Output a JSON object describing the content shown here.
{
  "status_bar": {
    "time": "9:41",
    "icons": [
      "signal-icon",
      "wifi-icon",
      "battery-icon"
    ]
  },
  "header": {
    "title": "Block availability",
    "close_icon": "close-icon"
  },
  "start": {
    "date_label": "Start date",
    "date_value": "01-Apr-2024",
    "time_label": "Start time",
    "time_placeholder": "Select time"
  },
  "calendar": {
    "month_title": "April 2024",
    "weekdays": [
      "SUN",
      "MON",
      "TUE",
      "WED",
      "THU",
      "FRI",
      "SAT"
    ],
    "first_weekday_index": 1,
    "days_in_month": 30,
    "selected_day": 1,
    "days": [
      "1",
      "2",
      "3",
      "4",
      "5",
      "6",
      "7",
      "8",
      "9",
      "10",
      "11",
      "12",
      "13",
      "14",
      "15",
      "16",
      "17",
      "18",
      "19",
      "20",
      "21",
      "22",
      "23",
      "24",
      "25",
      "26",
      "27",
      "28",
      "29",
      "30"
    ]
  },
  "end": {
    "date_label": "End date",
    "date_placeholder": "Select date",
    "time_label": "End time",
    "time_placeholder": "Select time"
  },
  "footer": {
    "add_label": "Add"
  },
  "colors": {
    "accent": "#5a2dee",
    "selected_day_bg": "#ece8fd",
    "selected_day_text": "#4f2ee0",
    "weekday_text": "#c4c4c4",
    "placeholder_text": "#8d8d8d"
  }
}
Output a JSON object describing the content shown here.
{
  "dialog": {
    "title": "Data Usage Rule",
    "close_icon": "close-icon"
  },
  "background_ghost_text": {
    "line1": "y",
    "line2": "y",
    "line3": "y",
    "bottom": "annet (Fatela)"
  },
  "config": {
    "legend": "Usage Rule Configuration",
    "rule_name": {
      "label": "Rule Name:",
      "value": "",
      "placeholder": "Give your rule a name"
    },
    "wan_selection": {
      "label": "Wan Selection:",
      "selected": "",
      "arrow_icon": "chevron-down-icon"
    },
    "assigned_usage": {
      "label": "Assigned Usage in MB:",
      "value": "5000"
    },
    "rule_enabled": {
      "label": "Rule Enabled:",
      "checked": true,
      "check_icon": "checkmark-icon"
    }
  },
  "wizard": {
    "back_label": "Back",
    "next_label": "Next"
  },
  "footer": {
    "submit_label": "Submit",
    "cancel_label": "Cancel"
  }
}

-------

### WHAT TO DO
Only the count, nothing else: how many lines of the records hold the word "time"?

### REPLY
5